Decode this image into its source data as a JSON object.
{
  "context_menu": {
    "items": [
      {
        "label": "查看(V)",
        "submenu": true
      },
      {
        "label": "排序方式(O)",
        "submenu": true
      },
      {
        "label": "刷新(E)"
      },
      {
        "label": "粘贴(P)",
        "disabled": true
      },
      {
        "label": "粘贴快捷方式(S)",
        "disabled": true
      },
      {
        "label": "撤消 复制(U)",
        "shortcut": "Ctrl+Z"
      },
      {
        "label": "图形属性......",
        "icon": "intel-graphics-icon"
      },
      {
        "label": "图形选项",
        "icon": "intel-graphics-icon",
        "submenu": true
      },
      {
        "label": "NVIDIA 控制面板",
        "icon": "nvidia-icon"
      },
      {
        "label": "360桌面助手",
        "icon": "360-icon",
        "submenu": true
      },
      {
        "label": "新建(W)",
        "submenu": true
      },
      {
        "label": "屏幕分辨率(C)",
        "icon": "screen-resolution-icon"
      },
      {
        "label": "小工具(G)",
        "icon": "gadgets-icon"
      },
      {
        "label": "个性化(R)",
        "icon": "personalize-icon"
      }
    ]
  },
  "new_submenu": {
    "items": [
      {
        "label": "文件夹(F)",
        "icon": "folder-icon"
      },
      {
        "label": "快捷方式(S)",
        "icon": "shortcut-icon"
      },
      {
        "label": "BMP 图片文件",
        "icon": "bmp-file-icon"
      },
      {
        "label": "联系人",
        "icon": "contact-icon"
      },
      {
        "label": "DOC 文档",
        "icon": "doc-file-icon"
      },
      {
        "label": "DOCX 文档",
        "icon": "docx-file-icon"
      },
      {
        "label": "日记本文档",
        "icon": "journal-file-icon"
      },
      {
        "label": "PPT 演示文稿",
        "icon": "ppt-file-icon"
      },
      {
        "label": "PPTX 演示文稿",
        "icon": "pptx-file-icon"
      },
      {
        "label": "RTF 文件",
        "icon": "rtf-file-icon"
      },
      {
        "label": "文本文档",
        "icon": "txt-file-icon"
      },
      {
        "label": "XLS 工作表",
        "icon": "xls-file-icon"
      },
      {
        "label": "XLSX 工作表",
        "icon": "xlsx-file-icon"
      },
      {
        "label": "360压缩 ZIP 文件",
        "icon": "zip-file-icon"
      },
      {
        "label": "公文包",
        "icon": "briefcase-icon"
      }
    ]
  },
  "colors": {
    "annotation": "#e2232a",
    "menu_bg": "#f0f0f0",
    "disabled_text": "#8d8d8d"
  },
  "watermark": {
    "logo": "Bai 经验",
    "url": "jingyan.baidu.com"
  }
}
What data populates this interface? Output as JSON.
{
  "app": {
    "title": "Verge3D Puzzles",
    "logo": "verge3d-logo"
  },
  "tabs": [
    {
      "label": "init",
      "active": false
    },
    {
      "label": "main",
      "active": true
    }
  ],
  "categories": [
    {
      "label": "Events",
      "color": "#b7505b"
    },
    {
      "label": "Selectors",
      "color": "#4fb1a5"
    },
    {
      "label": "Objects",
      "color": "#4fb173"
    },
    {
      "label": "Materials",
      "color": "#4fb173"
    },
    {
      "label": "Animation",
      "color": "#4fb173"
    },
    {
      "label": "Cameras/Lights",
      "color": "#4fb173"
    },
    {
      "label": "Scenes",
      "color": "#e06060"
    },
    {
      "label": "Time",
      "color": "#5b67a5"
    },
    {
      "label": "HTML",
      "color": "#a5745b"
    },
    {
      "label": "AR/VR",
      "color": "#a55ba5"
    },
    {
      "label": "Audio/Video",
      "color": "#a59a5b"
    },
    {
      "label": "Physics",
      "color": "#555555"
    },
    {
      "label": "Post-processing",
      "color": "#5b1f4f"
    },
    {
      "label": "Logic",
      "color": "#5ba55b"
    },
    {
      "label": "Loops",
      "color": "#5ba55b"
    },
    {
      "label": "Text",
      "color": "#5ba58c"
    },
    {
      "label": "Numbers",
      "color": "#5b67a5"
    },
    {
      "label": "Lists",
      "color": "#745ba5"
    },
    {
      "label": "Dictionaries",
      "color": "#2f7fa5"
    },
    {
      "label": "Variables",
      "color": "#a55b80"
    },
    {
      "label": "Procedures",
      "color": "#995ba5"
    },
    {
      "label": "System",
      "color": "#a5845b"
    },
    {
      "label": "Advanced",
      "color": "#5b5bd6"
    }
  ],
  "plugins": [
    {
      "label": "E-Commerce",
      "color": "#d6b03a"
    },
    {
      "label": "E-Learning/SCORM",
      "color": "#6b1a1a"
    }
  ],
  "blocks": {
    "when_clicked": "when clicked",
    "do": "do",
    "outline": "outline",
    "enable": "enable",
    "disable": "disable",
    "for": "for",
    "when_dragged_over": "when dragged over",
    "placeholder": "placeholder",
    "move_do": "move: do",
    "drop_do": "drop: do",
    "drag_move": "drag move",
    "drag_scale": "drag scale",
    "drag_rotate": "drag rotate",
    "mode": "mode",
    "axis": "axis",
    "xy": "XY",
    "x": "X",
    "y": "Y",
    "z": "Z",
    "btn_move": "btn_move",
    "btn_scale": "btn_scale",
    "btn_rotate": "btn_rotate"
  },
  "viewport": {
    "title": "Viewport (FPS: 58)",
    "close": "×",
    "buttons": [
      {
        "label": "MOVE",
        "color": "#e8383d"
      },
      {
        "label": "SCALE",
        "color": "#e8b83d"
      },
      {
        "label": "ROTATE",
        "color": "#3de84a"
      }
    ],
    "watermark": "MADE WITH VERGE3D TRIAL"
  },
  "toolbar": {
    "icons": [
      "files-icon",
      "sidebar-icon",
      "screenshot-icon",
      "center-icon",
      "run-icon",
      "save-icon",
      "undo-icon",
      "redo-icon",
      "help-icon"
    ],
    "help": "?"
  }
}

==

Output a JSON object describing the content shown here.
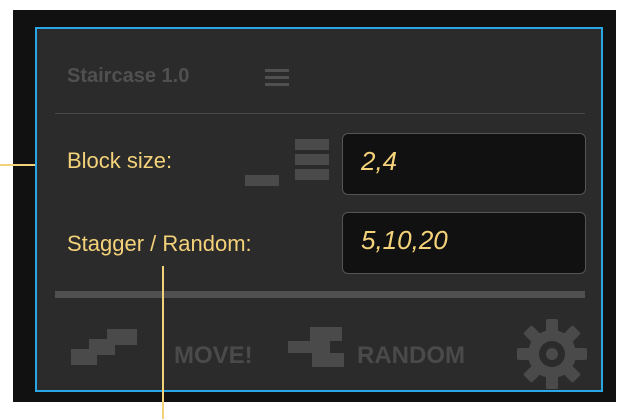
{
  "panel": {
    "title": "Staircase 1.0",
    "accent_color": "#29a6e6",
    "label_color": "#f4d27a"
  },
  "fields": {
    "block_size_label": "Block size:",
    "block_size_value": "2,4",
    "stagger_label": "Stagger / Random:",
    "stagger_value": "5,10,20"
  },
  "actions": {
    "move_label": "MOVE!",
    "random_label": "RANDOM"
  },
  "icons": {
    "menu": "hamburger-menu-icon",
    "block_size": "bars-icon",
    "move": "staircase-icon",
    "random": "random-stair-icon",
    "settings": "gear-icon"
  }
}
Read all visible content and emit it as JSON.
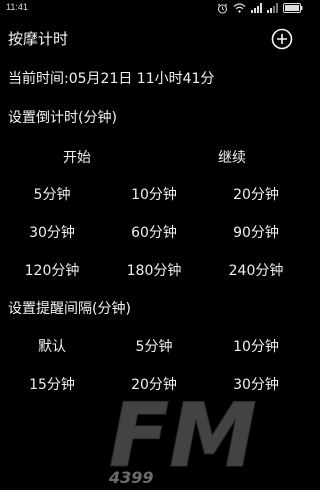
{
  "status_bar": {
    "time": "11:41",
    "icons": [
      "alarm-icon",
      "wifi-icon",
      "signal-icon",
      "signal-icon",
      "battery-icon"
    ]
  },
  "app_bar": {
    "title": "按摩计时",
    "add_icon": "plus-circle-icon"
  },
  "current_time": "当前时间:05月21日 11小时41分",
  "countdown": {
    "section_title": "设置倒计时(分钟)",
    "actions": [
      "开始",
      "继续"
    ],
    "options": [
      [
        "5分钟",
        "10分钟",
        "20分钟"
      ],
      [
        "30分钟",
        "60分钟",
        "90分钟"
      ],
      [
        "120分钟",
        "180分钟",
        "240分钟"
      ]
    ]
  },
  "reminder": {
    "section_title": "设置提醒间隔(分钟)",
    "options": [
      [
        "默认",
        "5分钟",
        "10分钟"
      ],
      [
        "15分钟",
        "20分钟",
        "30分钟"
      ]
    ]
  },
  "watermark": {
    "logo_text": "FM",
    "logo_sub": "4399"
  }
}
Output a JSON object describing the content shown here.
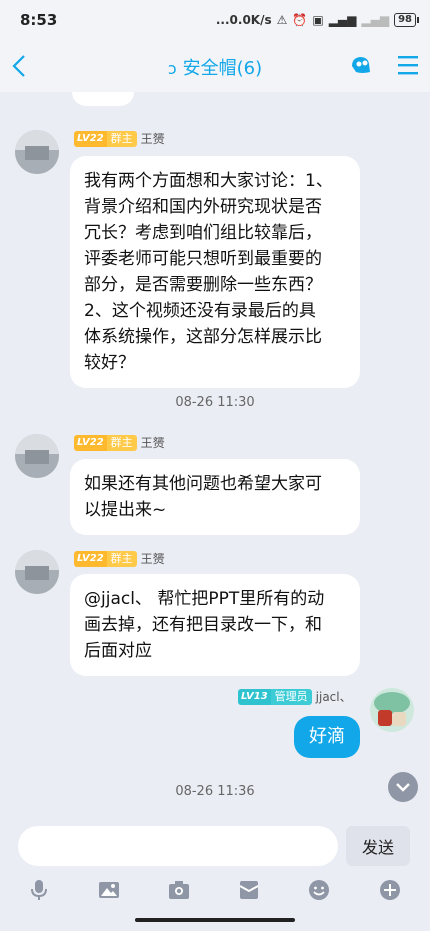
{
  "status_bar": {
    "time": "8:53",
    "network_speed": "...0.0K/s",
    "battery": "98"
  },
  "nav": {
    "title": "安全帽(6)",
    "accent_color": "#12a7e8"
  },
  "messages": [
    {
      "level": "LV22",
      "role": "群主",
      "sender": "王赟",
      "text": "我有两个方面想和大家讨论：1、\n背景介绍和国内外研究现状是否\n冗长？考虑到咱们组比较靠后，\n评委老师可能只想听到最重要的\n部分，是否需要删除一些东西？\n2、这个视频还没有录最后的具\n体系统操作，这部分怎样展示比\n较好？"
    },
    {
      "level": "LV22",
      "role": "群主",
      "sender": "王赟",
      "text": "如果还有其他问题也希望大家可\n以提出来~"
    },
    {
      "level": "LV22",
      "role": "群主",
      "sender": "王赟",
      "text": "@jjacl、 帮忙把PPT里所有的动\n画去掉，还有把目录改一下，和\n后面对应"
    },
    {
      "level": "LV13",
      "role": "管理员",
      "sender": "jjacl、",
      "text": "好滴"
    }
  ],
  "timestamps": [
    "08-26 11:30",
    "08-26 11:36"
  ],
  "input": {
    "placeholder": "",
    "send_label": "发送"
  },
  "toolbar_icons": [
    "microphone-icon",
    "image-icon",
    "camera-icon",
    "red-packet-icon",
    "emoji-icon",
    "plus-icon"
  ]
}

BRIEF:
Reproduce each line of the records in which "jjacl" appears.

RESPONSE TO THE TASK:
      "text": "@jjacl、 帮忙把PPT里所有的动\n画去掉，还有把目录改一下，和\n后面对应"
      "sender": "jjacl、",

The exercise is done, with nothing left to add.